Party chief Arvind Kejriwal has predicted that AAP will win over 90 seats in Gujarat, a chunk of them in Surat, the BJP bastion of diamond traders. In 2017, AAP had failed to open its account in Gujarat.
The party has even urged voters not to vote for the Congress, saying the Grand Old Party is "finished" in Gujarat.
"I am sure there will be a huge difference between the actual results and the exit polls especially in Gujarat," senior party leader Sanjay Singh told reporters.
"People of Gujarat want change from BJP's rule after 27 years," and the results will be "unpredictable" because of this, he said. "We must wait for December 8, when the exact results will be declared," he added.
The exit polls have predicted a record victory for the BJP in Gujarat -- one that could surpass its score of 2002 assembly elections, held shortly after the post-Godhra riots in the state.

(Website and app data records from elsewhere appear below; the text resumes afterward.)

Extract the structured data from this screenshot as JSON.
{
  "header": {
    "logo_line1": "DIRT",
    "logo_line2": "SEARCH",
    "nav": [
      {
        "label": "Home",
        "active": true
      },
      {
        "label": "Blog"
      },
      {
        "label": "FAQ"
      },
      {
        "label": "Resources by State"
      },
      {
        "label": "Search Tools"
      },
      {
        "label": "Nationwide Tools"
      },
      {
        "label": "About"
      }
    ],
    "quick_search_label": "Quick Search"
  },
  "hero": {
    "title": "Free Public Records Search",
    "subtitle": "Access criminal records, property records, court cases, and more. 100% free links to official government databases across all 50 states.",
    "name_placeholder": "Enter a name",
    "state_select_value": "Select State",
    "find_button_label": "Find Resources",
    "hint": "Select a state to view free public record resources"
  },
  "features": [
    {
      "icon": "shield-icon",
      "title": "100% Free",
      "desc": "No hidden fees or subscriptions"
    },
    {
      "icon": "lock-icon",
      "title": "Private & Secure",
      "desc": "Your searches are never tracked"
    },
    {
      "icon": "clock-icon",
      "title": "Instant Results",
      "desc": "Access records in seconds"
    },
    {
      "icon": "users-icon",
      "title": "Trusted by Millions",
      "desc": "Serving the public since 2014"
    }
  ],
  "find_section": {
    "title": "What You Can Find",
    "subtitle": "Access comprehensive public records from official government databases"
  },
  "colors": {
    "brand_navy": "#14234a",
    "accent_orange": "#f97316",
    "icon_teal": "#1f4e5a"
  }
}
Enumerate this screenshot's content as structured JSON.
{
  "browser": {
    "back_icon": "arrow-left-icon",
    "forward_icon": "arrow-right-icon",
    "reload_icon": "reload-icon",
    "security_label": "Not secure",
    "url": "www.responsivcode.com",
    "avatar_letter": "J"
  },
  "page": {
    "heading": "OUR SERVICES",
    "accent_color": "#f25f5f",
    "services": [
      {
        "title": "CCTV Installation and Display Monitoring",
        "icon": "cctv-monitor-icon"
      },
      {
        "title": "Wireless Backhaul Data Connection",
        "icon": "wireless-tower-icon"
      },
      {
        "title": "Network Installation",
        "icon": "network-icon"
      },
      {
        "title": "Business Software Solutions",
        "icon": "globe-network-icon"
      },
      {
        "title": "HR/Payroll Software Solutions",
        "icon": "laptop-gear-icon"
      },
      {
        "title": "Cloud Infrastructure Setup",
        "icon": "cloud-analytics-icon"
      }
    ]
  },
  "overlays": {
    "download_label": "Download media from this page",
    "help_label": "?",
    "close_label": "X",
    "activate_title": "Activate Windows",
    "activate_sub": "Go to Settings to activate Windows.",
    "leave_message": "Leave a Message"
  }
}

The projections appear to substantiate the speculation that AAP's entry into Gujarat will eat into the votes of the Congress. Exit polls have predicted a poor showing for the Congress. An aggregate of nine exit polls indicate that the Congress may get only 38 seats, down from 77 in the 2017 elections.
The BJP, in contrast, could get 132 of the 182 assembly seats, up from 2017's 99 and the 128 seats it won in 2002.